Ijeoma Ezeonyebuchi works on the NPR One mobile application, validating mobile applications and the backend services that power them. Her efforts across multiple mobile platforms aim to improve manual and continuous testing practices.
Content has been edited and condensed for clarity.
Increment: How do you explain what you do?
Ezeonyebuchi: It’s really hard! Essentially, I figure out what’s not working well with software and how we can improve it.
What don’t people know about QA?
There’s this big misconception that people who work in QA are not as technical as developers—that we just pick out all the things that are wrong. In my experience, people who work in QA (or as test engineers) have varied backgrounds, including software development.
We’re also very detail-oriented. We’re making sure that the entire system works, rather than a specific piece of code.
How do you test software at NPR?
We do both manual and automated testing, but it’s not necessarily all done by test engineers. Developers write tests as well. But almost everything we put out will go through a round of manual testing to verify that it works.
There are a lot of things automated testing can’t capture, especially for mobile. How do you account for all the variables that aren’t necessarily code? For mobile, this includes your OS, or where you are when you’re using your device. We can’t predict all of that.
What’s different about mobile testing?
With web, you can make an assumption that people will update their browsers. So if you’re making a decision about testing, you know most people are using Chrome and Firefox. As mobile testers, we make those decisions too, but there are a lot more things we can’t control. How many people are on Android but are using an older version of the OS? A user could also be on a five-year-old device, or connecting to CarPlay. Mobile apps have to build to those preferences.
What do you automate? What don’t you?
It varies a lot by the situation and the specific feature. We could probably write some kind of unit test for part of a Bluetooth audio feature. But it’s also probably a lot easier to test the device itself—to press the play button.

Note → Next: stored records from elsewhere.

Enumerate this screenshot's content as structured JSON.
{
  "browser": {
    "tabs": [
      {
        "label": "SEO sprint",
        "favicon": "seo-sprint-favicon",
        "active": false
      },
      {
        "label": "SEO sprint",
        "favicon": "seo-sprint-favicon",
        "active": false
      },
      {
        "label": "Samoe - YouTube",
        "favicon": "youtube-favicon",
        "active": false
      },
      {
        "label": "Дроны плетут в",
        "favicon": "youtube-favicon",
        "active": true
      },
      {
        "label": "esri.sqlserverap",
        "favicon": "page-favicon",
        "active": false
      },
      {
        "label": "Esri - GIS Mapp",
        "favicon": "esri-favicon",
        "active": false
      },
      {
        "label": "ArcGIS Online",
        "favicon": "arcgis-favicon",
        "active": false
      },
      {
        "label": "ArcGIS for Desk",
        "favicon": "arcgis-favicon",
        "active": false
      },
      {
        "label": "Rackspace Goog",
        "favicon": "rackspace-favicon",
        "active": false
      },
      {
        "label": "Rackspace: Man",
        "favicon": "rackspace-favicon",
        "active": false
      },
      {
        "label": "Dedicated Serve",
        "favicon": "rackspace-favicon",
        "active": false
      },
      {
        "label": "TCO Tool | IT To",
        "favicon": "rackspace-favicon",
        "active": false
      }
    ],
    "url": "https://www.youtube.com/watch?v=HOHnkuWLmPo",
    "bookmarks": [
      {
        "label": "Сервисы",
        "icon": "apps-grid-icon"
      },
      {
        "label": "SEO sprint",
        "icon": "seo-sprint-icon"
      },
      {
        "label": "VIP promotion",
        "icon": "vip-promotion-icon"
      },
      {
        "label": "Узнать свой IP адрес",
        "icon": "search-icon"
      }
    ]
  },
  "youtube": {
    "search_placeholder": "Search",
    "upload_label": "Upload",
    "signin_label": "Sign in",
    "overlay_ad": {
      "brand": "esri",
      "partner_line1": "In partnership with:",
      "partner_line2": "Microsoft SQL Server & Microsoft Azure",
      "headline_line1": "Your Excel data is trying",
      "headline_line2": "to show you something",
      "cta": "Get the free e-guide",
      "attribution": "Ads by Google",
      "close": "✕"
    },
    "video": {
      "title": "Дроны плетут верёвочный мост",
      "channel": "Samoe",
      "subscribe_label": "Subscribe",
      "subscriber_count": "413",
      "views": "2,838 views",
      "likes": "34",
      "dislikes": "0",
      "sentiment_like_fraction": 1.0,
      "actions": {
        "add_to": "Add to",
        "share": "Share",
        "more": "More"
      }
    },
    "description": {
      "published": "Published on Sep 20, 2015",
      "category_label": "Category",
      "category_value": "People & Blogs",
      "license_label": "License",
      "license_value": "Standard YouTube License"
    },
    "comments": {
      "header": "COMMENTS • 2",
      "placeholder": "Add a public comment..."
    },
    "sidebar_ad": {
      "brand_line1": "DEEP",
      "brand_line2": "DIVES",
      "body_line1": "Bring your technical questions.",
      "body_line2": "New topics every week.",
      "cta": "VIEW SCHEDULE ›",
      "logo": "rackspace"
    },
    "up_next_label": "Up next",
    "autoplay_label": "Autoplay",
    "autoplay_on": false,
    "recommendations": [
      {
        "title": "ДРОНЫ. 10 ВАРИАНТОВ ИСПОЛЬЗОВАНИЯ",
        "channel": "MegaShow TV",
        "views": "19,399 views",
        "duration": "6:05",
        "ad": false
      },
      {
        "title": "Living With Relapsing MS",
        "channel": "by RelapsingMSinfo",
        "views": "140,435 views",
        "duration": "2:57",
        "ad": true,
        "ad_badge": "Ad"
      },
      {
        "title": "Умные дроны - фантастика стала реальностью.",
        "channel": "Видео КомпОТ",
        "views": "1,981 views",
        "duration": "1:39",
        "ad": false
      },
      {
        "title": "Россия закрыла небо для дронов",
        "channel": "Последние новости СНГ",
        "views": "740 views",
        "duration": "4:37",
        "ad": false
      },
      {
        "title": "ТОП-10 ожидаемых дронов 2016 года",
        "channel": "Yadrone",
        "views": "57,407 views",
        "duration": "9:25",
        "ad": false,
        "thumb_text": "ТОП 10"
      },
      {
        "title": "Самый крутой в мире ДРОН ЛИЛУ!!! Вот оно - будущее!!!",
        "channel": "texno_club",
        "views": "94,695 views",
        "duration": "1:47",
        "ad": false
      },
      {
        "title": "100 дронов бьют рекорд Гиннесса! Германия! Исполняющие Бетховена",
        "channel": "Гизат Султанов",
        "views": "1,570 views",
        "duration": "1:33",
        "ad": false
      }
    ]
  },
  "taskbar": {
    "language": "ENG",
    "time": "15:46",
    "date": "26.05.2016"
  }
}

Effective automation is all about prioritization. We cover what makes the most sense first: repetitive tasks that we imagine are not going to change very often, or features that are pretty simple. Then we’ll work toward automating more complex functionalities. Anything we can’t automate, we’ll test manually. There should be a balance.
Automation can only capture what you know with the tools you have.
What are the limits of automation?
You can only ever automate what you actually know. That’s a big limitation, especially for mobile. We talk about the features we’re going to develop, but we can’t predict what every single user will do on every single device.
And automation can only capture what you know with the tools you have. Sometimes cross-browser or multi-platform testing doesn’t work. Sometimes your testing framework doesn’t recognize certain attributes—then your options are to write code to enhance the testing framework or to test manually. There is no testing framework that will complete every single test you have in mind.
What would you change about the development and testing process? Are there certain tests, or types of testing, more developers should do before software gets to QA?
Definitely test your code before it gets to QA! Different companies can do different things, whether it’s a code review or running a unit test, but there should be a clear path for what developers should accomplish before they send code to QA, and a clear definition of “done.” Requirements help developers and QA engineers easily determine not only how to build tests, but also what to test.
What’s the most valuable thing about testing?
It’s always good to question things: how you write code, how you view code, how you find issues. Thinking about the unexpected is the best way to test efficiently.